This Saturday, I visited the exhibition 'Konflikt' at Kalkriese and 'Imperium' at the Seestadthalle in Haltern am See (Germany). The exhibitions commemorated the Varus battle, at 9 AD. The Imperium exhibition showed numerous and splendid Roman art of that era. Among these a statue of Emperor Tiberius (42 BC-37AD), once part of the scaenae frons of the theater at Merida, Spain. This statue still has the late republican touch and shows physical strength, energy and charisma. The characteristics are found at the early statues of Octavian. Only after the development of the "Prima Porta" representation of Augustus, a clear division between the princeps and normal people was established.

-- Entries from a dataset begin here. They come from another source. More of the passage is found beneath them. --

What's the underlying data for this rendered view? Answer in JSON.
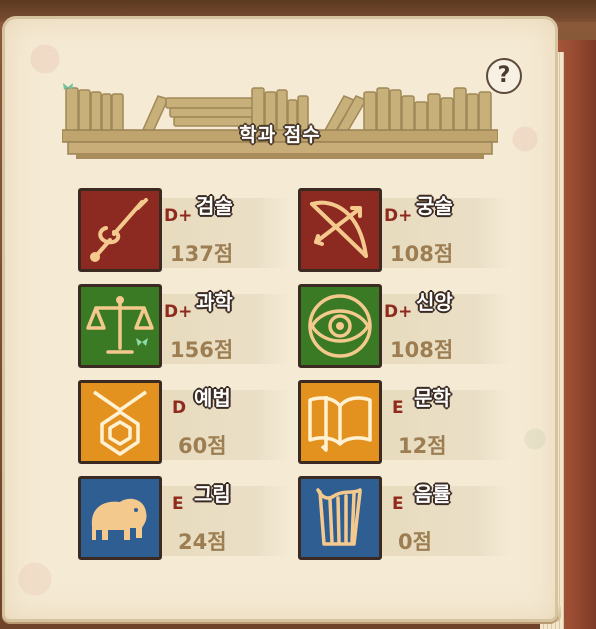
{
  "header": {
    "title": "학과 점수",
    "help_label": "?"
  },
  "colors": {
    "red_tile": "#8c2a22",
    "green_tile": "#3a7a24",
    "orange_tile": "#e3921f",
    "blue_tile": "#2f5e93",
    "grade_text": "#8f2a1e",
    "score_text": "#9c7e52"
  },
  "subjects": [
    {
      "name": "검술",
      "grade": "D+",
      "score": "137점",
      "icon": "sword-icon"
    },
    {
      "name": "궁술",
      "grade": "D+",
      "score": "108점",
      "icon": "bow-icon"
    },
    {
      "name": "과학",
      "grade": "D+",
      "score": "156점",
      "icon": "scales-icon"
    },
    {
      "name": "신앙",
      "grade": "D+",
      "score": "108점",
      "icon": "eye-icon"
    },
    {
      "name": "예법",
      "grade": "D",
      "score": "60점",
      "icon": "pendant-icon"
    },
    {
      "name": "문학",
      "grade": "E",
      "score": "12점",
      "icon": "book-icon"
    },
    {
      "name": "그림",
      "grade": "E",
      "score": "24점",
      "icon": "elephant-icon"
    },
    {
      "name": "음률",
      "grade": "E",
      "score": "0점",
      "icon": "harp-icon"
    }
  ]
}
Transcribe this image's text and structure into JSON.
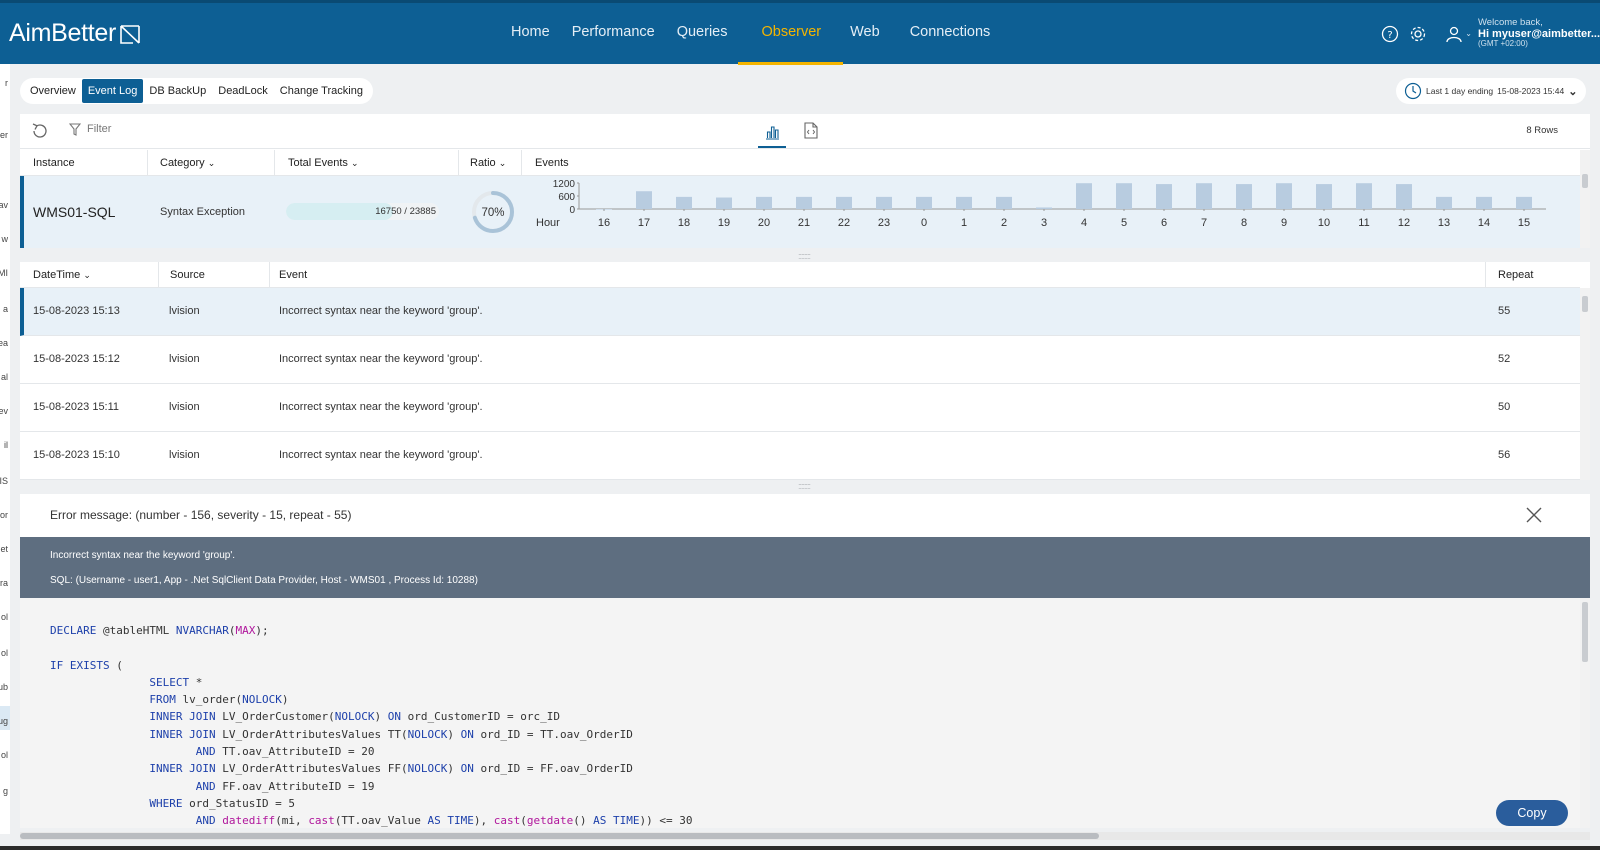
{
  "app": {
    "logo_text": "AimBetter"
  },
  "nav": [
    {
      "label": "Home",
      "active": false
    },
    {
      "label": "Performance",
      "active": false
    },
    {
      "label": "Queries",
      "active": false
    },
    {
      "label": "Observer",
      "active": true
    },
    {
      "label": "Web",
      "active": false
    },
    {
      "label": "Connections",
      "active": false
    }
  ],
  "user": {
    "welcome": "Welcome back,",
    "greeting": "Hi myuser@aimbetter....",
    "timezone": "(GMT +02:00)"
  },
  "left_strip": [
    "r",
    "er",
    "av",
    "w",
    "MI",
    "a",
    "ea",
    "al",
    "ev",
    "il",
    "IS",
    "or",
    "et",
    "ra",
    "ol",
    "ol",
    "ub",
    "ug",
    "ol",
    "g"
  ],
  "subtabs": [
    {
      "label": "Overview",
      "active": false
    },
    {
      "label": "Event Log",
      "active": true
    },
    {
      "label": "DB BackUp",
      "active": false
    },
    {
      "label": "DeadLock",
      "active": false
    },
    {
      "label": "Change Tracking",
      "active": false
    }
  ],
  "date_range": {
    "label": "Last 1 day ending",
    "value": "15-08-2023 15:44"
  },
  "toolbar": {
    "filter_label": "Filter",
    "rows_label": "8 Rows"
  },
  "instances_table": {
    "headers": {
      "instance": "Instance",
      "category": "Category",
      "total_events": "Total Events",
      "ratio": "Ratio",
      "events": "Events"
    },
    "row": {
      "instance": "WMS01-SQL",
      "category": "Syntax Exception",
      "total_events": "16750 / 23885",
      "progress": 0.7,
      "ratio": "70%",
      "ratio_value": 0.7
    }
  },
  "chart_data": {
    "type": "bar",
    "title": "",
    "xlabel": "Hour",
    "ylabel": "",
    "ylim": [
      0,
      1200
    ],
    "yticks": [
      "1200",
      "600",
      "0"
    ],
    "categories": [
      "16",
      "17",
      "18",
      "19",
      "20",
      "21",
      "22",
      "23",
      "0",
      "1",
      "2",
      "3",
      "4",
      "5",
      "6",
      "7",
      "8",
      "9",
      "10",
      "11",
      "12",
      "13",
      "14",
      "15"
    ],
    "values": [
      0,
      820,
      560,
      530,
      560,
      560,
      560,
      560,
      560,
      560,
      560,
      70,
      1190,
      1190,
      1150,
      1190,
      1150,
      1190,
      1150,
      1190,
      1150,
      560,
      560,
      560
    ],
    "bar_color": "#b8cce0"
  },
  "events_table": {
    "headers": {
      "datetime": "DateTime",
      "source": "Source",
      "event": "Event",
      "repeat": "Repeat"
    },
    "rows": [
      {
        "datetime": "15-08-2023 15:13",
        "source": "lvision",
        "event": "Incorrect syntax near the keyword 'group'.",
        "repeat": "55"
      },
      {
        "datetime": "15-08-2023 15:12",
        "source": "lvision",
        "event": "Incorrect syntax near the keyword 'group'.",
        "repeat": "52"
      },
      {
        "datetime": "15-08-2023 15:11",
        "source": "lvision",
        "event": "Incorrect syntax near the keyword 'group'.",
        "repeat": "50"
      },
      {
        "datetime": "15-08-2023 15:10",
        "source": "lvision",
        "event": "Incorrect syntax near the keyword 'group'.",
        "repeat": "56"
      }
    ]
  },
  "error_panel": {
    "title": "Error message: (number - 156, severity - 15, repeat - 55)",
    "message": "Incorrect syntax near the keyword 'group'.",
    "sql_info": "SQL: (Username - user1, App - .Net SqlClient Data Provider, Host - WMS01 , Process Id: 10288)",
    "copy_label": "Copy"
  },
  "colors": {
    "brand": "#0d5f94",
    "accent": "#f4b400",
    "error_bar": "#5e6e80",
    "copy_button": "#2a5d9c"
  }
}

The Roman Imperial cult identified emperors and some members of their families with the divinely sanctioned authority of the Roman State. The framework for Imperial cult was formulated during the early Principate of Augustus, and was rapidly established throughout the Empire and its provinces, with marked local variations in its reception and expression. Every Roman theater was decorated with members of the Roman imperial family. This high quality statue, suited the splendour of the theater of Emirita Augusta (Merida).